Financials: Glam has raised $130 million, including $50 million in a fifth round at a $750 million valuation in February. Revenue was said to be $55 million last year. The company became profitable in September.


Hints: The business social networking site has been mentioned as an IPO candidate for over than three years now. Last June, when Jeff Weiner joined as CEO, Weiner clarified his hire was not a prelude to an IPO. The speculation, though, was that the company would wait roughly a year until the market improved. That’s now.

One other sign: The company recently hired Shannon Stubo, who led communications at Open Table during its IPO a year ago, as its top communications executive.

Financials: LinkedIn last raised money at a $1 billion valuation two years ago. That figure jumped to $2 billion last month when hedge fund Tiger Global Management bought a stake in the company. LinkedIn is profitable and revenue was $100 million in 2008; it’s likely now a multiple of that.


Hints: Zynga has been rapidly building out an impressive executive team. Over the last month alone, the social gaming giant has added Allen & Co. investment banker David Wehner as CFO and MySpace (NSDQ: NWS) and Facebook veteran Owen Van Natta as EVP of business operations.
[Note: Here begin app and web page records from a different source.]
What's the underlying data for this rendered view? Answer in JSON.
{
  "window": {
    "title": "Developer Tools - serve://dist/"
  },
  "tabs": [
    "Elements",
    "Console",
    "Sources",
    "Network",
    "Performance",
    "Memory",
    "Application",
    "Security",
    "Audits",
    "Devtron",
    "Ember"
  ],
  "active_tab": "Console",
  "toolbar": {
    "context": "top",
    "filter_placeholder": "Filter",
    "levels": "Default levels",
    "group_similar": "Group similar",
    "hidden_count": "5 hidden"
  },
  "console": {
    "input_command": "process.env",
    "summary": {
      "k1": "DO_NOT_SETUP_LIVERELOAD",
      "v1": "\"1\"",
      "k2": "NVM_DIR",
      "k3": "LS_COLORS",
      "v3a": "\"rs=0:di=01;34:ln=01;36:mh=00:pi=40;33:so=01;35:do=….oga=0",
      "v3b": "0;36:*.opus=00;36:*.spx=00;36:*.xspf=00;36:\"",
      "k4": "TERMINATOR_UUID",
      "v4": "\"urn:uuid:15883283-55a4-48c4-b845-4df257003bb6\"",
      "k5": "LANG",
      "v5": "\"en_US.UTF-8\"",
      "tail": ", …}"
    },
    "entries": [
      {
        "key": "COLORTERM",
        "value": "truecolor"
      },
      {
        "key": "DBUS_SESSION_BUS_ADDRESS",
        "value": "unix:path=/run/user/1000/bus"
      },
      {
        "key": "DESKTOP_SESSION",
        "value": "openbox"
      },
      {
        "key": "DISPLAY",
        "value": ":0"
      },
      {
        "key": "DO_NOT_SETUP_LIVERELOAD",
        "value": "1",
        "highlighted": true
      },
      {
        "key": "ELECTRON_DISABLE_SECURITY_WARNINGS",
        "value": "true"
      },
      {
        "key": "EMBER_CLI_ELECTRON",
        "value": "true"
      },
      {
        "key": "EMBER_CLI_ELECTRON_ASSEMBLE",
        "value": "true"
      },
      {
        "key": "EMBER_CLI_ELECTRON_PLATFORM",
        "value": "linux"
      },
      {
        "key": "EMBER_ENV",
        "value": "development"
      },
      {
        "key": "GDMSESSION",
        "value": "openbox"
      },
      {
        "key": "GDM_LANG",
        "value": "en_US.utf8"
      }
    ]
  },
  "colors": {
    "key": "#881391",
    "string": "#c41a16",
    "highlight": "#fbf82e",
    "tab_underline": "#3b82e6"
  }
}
CEO Mark Pincus said in April that the company didn’t have any current plans to go public, although that hasn’t silenced the buzz.

Financials: Zynga certainly doesn’t need the money an IPO could bring; it has raised $384 million in funding (not including a reported $100 million to $200 million investment from Google). The company is profitable and revenue is expected to double to more than $400 million this year. RockYou, another big social networking app developer, could also be a candidate for an offering, although its revenue, which has been estimated at between $30 million and $40 million, might be too low. It has raised $127 million over four rounds.


Hints: Back in March, the New York Times reported that the online music service was being courted by investment bankers who wanted to take it public. It has also hired a new CFO, Steve Cakebread, who was CFO at when that company filed for an IPO.

Financials: Like Glam, Pandora also was profitable for the first time at the end of last year. Revenue is expected to reach $100 million this year.

Wild cards could include a filing by dating site eHarmony, which has been rumored to be an IPO candidate for several years and is reportedly bringing in revenue of more than $250 million a year, but said as recently as last month that it has no current plans for an offering. Brightcove, which supposedly had revenue of $80 million last year, is another possible contender, although it has talked publicly about an offering coming in 2011.

Some other frequently mentioned big names, including Yelp, Twitter, Facebook, and Digg seem much much less likely. Twitter has said an IPO is “way out,” while Yelp has said it “will definitely not go public this year.” Facebook, meanwhile, has recently given hints that it might wait until 2012. Digg, which was once on many people’s lists, is mired in layoffs and a management shake-up.

Which companies did we overlook?